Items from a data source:
:::::
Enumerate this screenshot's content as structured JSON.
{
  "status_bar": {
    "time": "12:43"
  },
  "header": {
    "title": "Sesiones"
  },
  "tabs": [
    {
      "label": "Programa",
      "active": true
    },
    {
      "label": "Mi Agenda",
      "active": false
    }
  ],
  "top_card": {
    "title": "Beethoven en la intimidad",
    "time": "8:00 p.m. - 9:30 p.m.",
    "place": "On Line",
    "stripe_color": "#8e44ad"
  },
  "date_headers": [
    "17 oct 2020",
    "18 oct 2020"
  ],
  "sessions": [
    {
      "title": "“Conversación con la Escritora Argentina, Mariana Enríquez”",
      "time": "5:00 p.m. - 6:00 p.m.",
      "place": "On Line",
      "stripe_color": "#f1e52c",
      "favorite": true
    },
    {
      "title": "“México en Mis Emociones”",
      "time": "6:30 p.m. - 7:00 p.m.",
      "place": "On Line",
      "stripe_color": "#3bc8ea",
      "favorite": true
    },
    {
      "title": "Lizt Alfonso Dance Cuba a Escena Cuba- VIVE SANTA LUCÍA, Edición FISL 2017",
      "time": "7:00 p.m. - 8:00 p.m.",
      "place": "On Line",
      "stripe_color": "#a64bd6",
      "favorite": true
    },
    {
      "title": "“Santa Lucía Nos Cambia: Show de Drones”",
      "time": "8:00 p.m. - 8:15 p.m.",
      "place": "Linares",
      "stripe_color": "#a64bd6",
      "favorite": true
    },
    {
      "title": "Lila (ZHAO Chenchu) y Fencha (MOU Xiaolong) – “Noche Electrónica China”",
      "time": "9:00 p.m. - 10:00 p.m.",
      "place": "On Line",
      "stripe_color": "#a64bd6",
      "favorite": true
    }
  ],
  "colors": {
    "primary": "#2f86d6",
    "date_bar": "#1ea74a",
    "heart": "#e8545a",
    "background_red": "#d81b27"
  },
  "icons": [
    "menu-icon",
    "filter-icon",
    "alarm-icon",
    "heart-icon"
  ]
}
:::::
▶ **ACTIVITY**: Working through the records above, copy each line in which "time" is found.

▶ **RESULT OF THIS EXERCISE**:
    "time": "12:43"
    "time": "8:00 p.m. - 9:30 p.m.",
      "time": "5:00 p.m. - 6:00 p.m.",
      "time": "6:30 p.m. - 7:00 p.m.",
      "time": "7:00 p.m. - 8:00 p.m.",
      "time": "8:00 p.m. - 8:15 p.m.",
      "time": "9:00 p.m. - 10:00 p.m.",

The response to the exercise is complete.